Study material:
▼

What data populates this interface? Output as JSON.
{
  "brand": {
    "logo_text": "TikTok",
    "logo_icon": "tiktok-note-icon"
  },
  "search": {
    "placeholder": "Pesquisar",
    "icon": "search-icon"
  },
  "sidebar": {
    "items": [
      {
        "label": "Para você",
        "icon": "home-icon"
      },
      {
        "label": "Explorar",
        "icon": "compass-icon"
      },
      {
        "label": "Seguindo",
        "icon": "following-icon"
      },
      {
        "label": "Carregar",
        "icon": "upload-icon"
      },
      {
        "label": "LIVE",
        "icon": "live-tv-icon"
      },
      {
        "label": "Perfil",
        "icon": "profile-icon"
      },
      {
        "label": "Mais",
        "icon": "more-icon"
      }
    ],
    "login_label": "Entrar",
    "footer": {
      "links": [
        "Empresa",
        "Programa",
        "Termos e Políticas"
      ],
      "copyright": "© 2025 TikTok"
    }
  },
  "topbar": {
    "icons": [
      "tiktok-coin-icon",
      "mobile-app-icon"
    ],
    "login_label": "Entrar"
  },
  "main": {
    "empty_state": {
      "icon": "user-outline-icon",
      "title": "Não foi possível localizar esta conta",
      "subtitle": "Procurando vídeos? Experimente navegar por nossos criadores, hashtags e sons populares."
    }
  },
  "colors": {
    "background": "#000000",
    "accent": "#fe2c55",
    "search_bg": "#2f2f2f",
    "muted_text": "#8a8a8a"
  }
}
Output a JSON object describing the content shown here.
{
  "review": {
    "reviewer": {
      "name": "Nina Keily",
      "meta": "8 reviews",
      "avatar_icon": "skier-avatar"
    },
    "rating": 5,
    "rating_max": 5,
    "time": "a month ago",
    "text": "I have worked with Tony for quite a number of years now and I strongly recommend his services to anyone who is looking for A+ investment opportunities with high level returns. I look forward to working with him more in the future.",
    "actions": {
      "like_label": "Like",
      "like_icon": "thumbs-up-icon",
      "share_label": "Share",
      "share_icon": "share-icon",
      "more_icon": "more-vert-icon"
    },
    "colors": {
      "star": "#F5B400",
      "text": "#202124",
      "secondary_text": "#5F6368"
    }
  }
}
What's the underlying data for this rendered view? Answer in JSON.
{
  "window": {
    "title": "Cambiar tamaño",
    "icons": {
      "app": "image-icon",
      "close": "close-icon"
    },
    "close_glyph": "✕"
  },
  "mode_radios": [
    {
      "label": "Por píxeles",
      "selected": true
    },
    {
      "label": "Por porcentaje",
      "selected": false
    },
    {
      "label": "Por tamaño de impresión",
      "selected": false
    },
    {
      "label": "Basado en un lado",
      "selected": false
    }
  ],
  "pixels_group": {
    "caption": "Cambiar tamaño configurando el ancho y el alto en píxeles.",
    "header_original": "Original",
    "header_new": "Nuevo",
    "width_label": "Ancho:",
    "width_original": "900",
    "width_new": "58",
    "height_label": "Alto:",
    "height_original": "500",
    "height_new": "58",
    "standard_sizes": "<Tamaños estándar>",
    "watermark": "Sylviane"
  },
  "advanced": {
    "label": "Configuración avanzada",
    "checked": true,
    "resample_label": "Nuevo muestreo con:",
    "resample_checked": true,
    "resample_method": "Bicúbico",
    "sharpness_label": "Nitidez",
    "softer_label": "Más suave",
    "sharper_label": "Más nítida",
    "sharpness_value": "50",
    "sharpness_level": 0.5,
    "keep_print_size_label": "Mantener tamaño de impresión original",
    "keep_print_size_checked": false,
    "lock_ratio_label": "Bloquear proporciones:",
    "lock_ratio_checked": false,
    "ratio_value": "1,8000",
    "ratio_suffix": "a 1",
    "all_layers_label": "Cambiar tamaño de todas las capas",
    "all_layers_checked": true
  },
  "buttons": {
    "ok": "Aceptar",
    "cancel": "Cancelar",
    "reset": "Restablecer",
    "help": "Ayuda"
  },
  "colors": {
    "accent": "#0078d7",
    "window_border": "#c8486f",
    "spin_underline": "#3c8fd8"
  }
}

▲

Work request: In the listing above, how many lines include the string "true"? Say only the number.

Your solution: 4